Acquistion of IBM's low-end server unit could be delayed if found to affect national security.
IBM and Lenovo are seeking an extension to a US national security review of Lenovo's forthcoming purchase of IBM's low-end server unit.
Bloomberg cited a source familiar with the matter, who said that both companies resubmitted the transaction for review by the Committee on Foreign Investment in the US (CFIUS).
The move comes as US and Chinese tensions rise amidst ongoing spying and hacking accusations.
The planned acquisition includes System x, BladeCenter and Flex System blade servers and switches, x86-based Flex integrated systems, NeXtScale and iDataPlex servers.
IBM will keep its System z mainframes, Power Systems, Storage Systems, Power-based flex servers, and PureApplication and PureData appliances.
Earlier this year, Lenovo CEO Yang Yuanqing said: "This acquisition demonstrates our willingness to invest in businesses that can help fuel profitable growth and extend our PC Plus strategy. With the right strategy, great execution, continued innovation and a clear commitment to the x86 industry, we are confident that we can grow this business successfully for the long-term, just as we have done with our worldwide PC business."
However, both IBM and Lenovo's shares fell this week.
IBM said in a statement: "Both IBM and Lenovo support the CFIUS process and have been through it successfully before, and we look forward to a positive outcome."
IBM was referring to a successfuly CFIUS approval in 2005 where Lenovo acquired IBM's PC arm for $1.25bn.
By extending the review process, IBM and Lenovo would be given additional time to receive US approval. Companies are allowed to pull requests and refile them in the 75-day inquiry period by the committee.
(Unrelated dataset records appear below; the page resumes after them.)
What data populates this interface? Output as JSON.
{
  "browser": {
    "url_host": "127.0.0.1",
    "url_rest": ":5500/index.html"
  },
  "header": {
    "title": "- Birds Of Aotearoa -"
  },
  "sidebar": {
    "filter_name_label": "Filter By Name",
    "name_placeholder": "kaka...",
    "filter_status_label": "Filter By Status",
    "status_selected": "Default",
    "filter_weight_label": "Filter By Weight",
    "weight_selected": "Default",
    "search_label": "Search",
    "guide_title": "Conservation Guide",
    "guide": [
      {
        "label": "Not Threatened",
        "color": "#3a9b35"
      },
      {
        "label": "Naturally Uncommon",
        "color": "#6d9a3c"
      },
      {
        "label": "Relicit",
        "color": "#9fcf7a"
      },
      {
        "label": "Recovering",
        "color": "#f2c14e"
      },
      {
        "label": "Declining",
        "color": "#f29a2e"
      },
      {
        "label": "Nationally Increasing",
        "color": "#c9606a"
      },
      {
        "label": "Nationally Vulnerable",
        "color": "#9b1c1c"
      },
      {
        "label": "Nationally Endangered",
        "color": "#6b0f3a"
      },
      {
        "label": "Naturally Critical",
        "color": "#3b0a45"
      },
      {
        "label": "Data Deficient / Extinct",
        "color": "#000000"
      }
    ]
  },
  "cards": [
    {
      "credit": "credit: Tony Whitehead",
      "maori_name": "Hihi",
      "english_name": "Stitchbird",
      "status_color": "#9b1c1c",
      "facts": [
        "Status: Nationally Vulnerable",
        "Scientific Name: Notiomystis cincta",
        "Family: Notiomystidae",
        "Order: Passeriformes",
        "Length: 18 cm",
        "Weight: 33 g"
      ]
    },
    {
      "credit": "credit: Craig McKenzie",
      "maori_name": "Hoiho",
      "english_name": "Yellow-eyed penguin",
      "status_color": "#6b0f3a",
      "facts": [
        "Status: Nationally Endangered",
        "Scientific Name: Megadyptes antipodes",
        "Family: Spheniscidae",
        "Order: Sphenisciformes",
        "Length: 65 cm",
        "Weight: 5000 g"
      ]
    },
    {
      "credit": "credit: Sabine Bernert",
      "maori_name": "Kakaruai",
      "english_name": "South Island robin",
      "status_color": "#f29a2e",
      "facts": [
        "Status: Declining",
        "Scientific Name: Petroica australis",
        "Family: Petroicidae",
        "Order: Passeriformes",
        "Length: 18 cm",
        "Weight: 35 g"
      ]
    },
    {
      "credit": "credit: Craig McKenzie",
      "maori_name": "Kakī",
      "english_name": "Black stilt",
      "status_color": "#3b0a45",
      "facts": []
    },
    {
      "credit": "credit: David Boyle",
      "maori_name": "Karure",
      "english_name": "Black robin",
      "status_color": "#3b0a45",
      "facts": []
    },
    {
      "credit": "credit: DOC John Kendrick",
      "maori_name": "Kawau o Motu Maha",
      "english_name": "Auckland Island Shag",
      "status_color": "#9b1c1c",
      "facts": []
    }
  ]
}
The CFIUS reviews acquisitions of US companies by foreign firms to establish effects on US national security. Lenovo has said that the $2.3bn deal is still on track to be completed by the end of 2014